# [BRIEF]
Using the data that follows, report how many lines include "screenshot"; output no other text.

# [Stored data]
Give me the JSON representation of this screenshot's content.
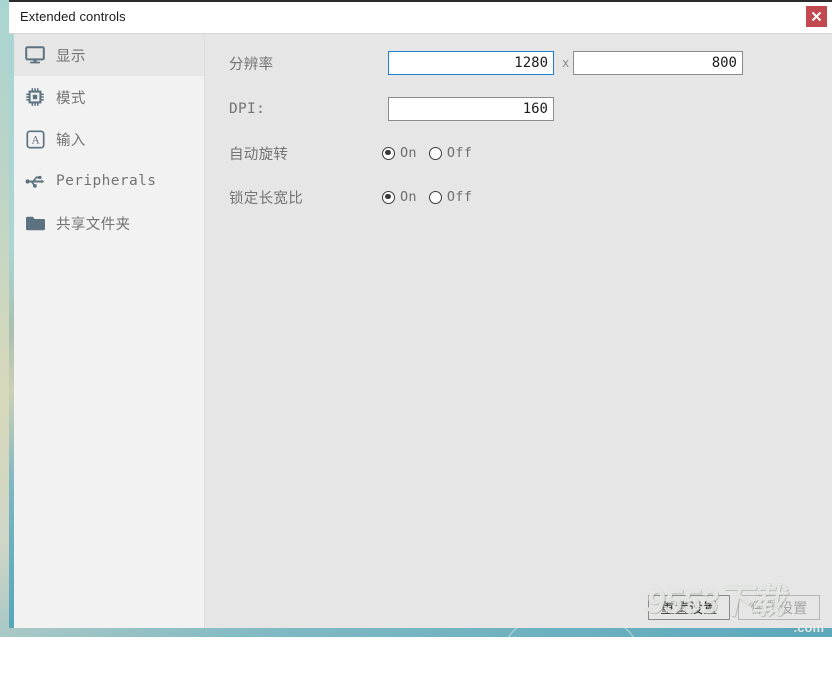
{
  "window": {
    "title": "Extended controls",
    "close_icon": "close-x-icon"
  },
  "sidebar": {
    "items": [
      {
        "label": "显示",
        "icon": "monitor-icon",
        "selected": true
      },
      {
        "label": "模式",
        "icon": "cpu-chip-icon",
        "selected": false
      },
      {
        "label": "输入",
        "icon": "keyboard-a-icon",
        "selected": false
      },
      {
        "label": "Peripherals",
        "icon": "usb-icon",
        "selected": false
      },
      {
        "label": "共享文件夹",
        "icon": "folder-icon",
        "selected": false
      }
    ]
  },
  "content": {
    "resolution": {
      "label": "分辨率",
      "width_value": "1280",
      "height_value": "800",
      "separator": "x",
      "focused_field": "width"
    },
    "dpi": {
      "label": "DPI:",
      "value": "160"
    },
    "auto_rotate": {
      "label": "自动旋转",
      "options": [
        "On",
        "Off"
      ],
      "selected": "On"
    },
    "lock_aspect_ratio": {
      "label": "锁定长宽比",
      "options": [
        "On",
        "Off"
      ],
      "selected": "On"
    }
  },
  "footer": {
    "reset_label": "重置设置",
    "save_label": "保存设置",
    "save_disabled": true
  },
  "watermark": {
    "main": "9553下载",
    "sub": ".com"
  },
  "colors": {
    "accent_blue": "#1d7fd1",
    "close_red": "#c2494f",
    "sidebar_bg": "#f2f2f2",
    "content_bg": "#e6e6e6",
    "icon_slate": "#5c7280",
    "text_gray": "#737373"
  }
}
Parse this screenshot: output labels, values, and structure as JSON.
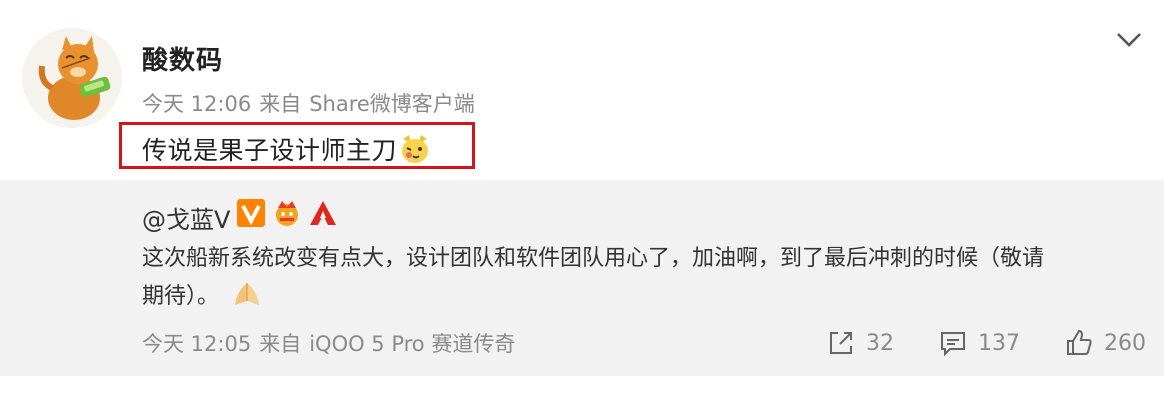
{
  "post": {
    "username": "酸数码",
    "time": "今天 12:06",
    "source_prefix": "来自",
    "source": "Share微博客户端",
    "text": "传说是果子设计师主刀"
  },
  "repost": {
    "user": "@戈蓝V",
    "line1": "这次船新系统改变有点大，设计团队和软件团队用心了，加油啊，到了最后冲刺的时候（敬请",
    "line2": "期待）。",
    "time": "今天 12:05",
    "source_prefix": "来自",
    "source": "iQOO 5 Pro 赛道传奇",
    "forward_count": "32",
    "comment_count": "137",
    "like_count": "260"
  },
  "colors": {
    "highlight_border": "#d0161d",
    "repost_bg": "#f2f2f2",
    "meta_text": "#8a8a8a",
    "vip_badge": "#ff8200"
  },
  "icons": [
    "avatar-cat-icon",
    "chevron-down-icon",
    "wink-emoji-icon",
    "vip-badge-icon",
    "crown-badge-icon",
    "brand-badge-icon",
    "pray-emoji-icon",
    "forward-icon",
    "comment-icon",
    "like-icon"
  ]
}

# [RESULT FOR THIS TASK]
2